--- Recorded information ---
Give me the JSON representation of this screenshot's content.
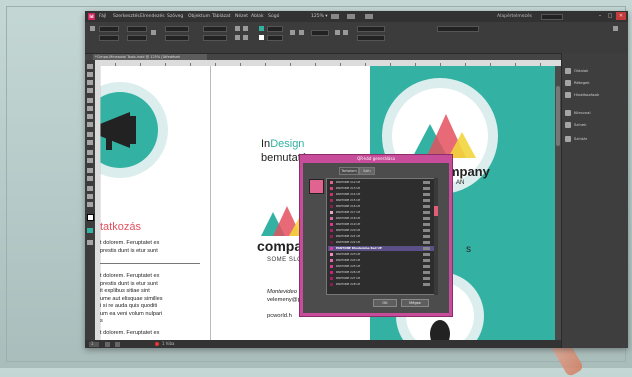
{
  "app": {
    "logo": "Id",
    "menu": [
      "Fájl",
      "Szerkesztés",
      "Elrendezés",
      "Szöveg",
      "Objektum",
      "Táblázat",
      "Nézet",
      "Ablak",
      "Súgó"
    ],
    "zoom": "125% ▾",
    "workspace": "Alapértelmezés",
    "window_buttons": [
      "–",
      "□",
      "✕"
    ]
  },
  "document": {
    "tab_title": "*Cimpa-Minesotal Tools.indd @ 125% [Átfedések"
  },
  "panels": [
    {
      "label": "Oldalak"
    },
    {
      "label": "Rétegek"
    },
    {
      "label": "Hivatkozások"
    },
    {
      "label": "Körvonal"
    },
    {
      "label": "Színek"
    },
    {
      "label": "Színtár"
    }
  ],
  "pages": {
    "left": {
      "heading": "tatkozás",
      "para1": [
        "t dolorem. Feruptatet ex",
        "prestis dunt is etur sunt"
      ],
      "para2": [
        "t dolorem. Feruptatet ex",
        "prestis dunt is etur sunt",
        "it explibus sitiae sint",
        "ume aut elisquae similles",
        "i si re auda quis quoditi",
        "um ea veni volum nulpari",
        "s"
      ],
      "para3": "t dolorem. Feruptatet ex"
    },
    "middle": {
      "title_in": "In",
      "title_design": "Design",
      "title_line2": "bemutató",
      "company": "compa",
      "slogan": "SOME SLO",
      "contact": [
        "Montevideo",
        "velemeny@pcv",
        "pcworld.h"
      ]
    },
    "right": {
      "company": "ompany",
      "slogan": "AN",
      "fragment": "s"
    }
  },
  "dialog": {
    "title": "QR-kód generálása",
    "tabs": [
      "Tartalom",
      "Szín"
    ],
    "swatches": [
      {
        "name": "PANTONE 212 UP",
        "color": "#e0648f"
      },
      {
        "name": "PANTONE 213 UP",
        "color": "#d8457c"
      },
      {
        "name": "PANTONE 214 UP",
        "color": "#c7336d"
      },
      {
        "name": "PANTONE 215 UP",
        "color": "#a52a5c"
      },
      {
        "name": "PANTONE 216 UP",
        "color": "#7e2349"
      },
      {
        "name": "PANTONE 217 UP",
        "color": "#e9a8c8"
      },
      {
        "name": "PANTONE 218 UP",
        "color": "#d96aa8"
      },
      {
        "name": "PANTONE 219 UP",
        "color": "#d6388a"
      },
      {
        "name": "PANTONE 220 UP",
        "color": "#a4226b"
      },
      {
        "name": "PANTONE 221 UP",
        "color": "#8d1f5c"
      },
      {
        "name": "PANTONE 222 UP",
        "color": "#6b1c45"
      },
      {
        "name": "PANTONE Rhodamine Red UP",
        "color": "#e23d9a"
      },
      {
        "name": "PANTONE 223 UP",
        "color": "#ec8fc1"
      },
      {
        "name": "PANTONE 224 UP",
        "color": "#e56aaf"
      },
      {
        "name": "PANTONE 225 UP",
        "color": "#d83a93"
      },
      {
        "name": "PANTONE 226 UP",
        "color": "#cc1f7e"
      },
      {
        "name": "PANTONE 227 UP",
        "color": "#a91b6a"
      },
      {
        "name": "PANTONE 228 UP",
        "color": "#881c57"
      }
    ],
    "selected_index": 11,
    "ok": "OK",
    "cancel": "Mégse"
  },
  "status": {
    "page": "1",
    "errors": "1 hiba"
  },
  "colors": {
    "teal": "#33b2a3",
    "accent_red": "#e4505f",
    "dialog_frame": "#c74d9a"
  }
}
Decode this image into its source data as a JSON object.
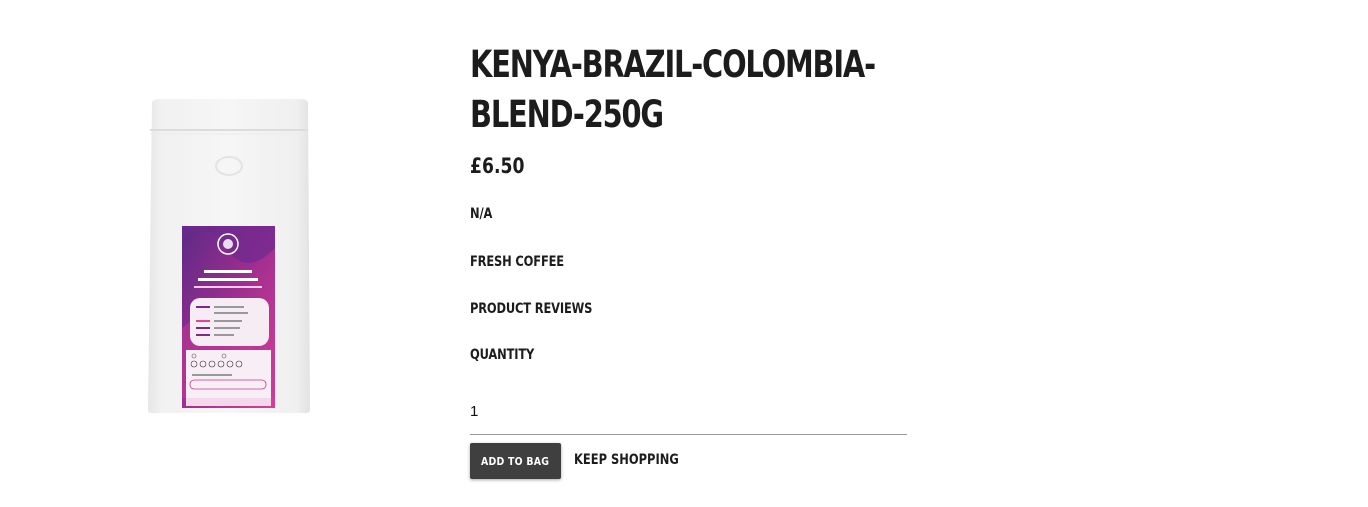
{
  "product": {
    "title": "KENYA-BRAZIL-COLOMBIA-BLEND-250G",
    "price": "£6.50",
    "subtitle": "N/A",
    "category": "FRESH COFFEE",
    "reviews_label": "PRODUCT REVIEWS",
    "quantity_label": "QUANTITY",
    "quantity_value": "1"
  },
  "actions": {
    "add_to_bag": "ADD TO BAG",
    "keep_shopping": "KEEP SHOPPING"
  },
  "colors": {
    "text": "#1c1c1c",
    "button_bg": "#3f3f3f",
    "button_text": "#ffffff",
    "label_purple": "#7b2a8c",
    "label_pink": "#e0459a"
  },
  "image": {
    "semantic": "coffee-bag-product-image"
  }
}
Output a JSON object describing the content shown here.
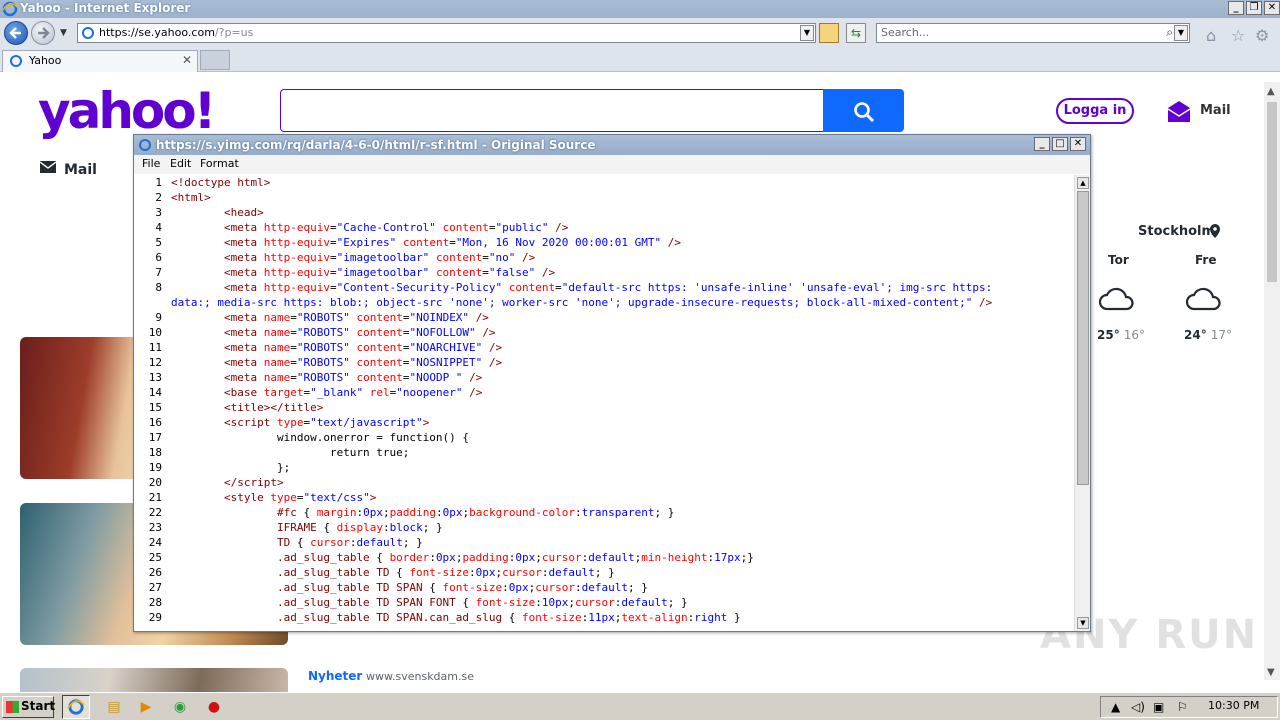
{
  "browser": {
    "window_title": "Yahoo - Internet Explorer",
    "address_host": "https://se.yahoo.com",
    "address_tail": "/?p=us",
    "search_placeholder": "Search...",
    "tab_label": "Yahoo"
  },
  "yahoo": {
    "logo": "yahoo!",
    "login_label": "Logga in",
    "mail_label": "Mail",
    "side_mail_label": "Mail",
    "news_category": "Nyheter",
    "news_source": "www.svenskdam.se",
    "brand_color": "#6001d2",
    "accent_color": "#0f69ff"
  },
  "weather": {
    "city": "Stockholm",
    "days": [
      {
        "day": "Tor",
        "high": "25°",
        "low": "16°",
        "icon": "cloud-icon"
      },
      {
        "day": "Fre",
        "high": "24°",
        "low": "17°",
        "icon": "cloud-icon"
      }
    ]
  },
  "source_viewer": {
    "title": "https://s.yimg.com/rq/darla/4-6-0/html/r-sf.html - Original Source",
    "menu": [
      "File",
      "Edit",
      "Format"
    ],
    "line_numbers": [
      "1",
      "2",
      "3",
      "4",
      "5",
      "6",
      "7",
      "8",
      "",
      "9",
      "10",
      "11",
      "12",
      "13",
      "14",
      "15",
      "16",
      "17",
      "18",
      "19",
      "20",
      "21",
      "22",
      "23",
      "24",
      "25",
      "26",
      "27",
      "28",
      "29"
    ]
  },
  "watermark": "ANY RUN",
  "taskbar": {
    "start_label": "Start",
    "clock": "10:30 PM"
  }
}
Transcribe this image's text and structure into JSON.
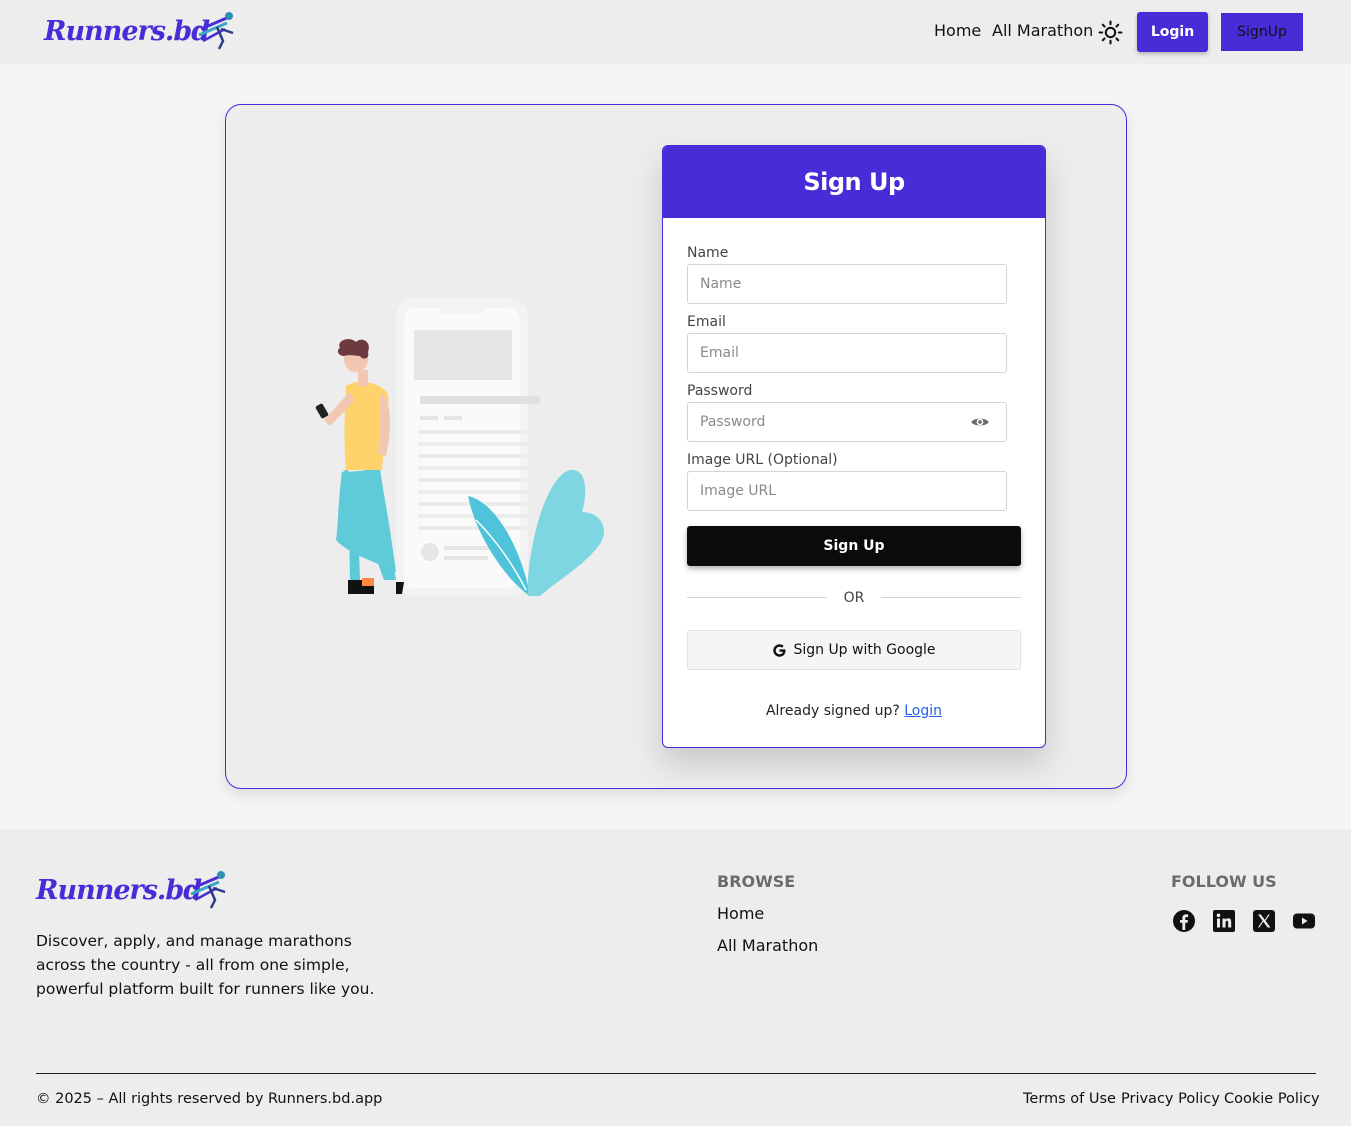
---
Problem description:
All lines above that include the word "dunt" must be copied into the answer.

Task output:
        "prestis dunt is etur sunt"
        "prestis dunt is etur sunt",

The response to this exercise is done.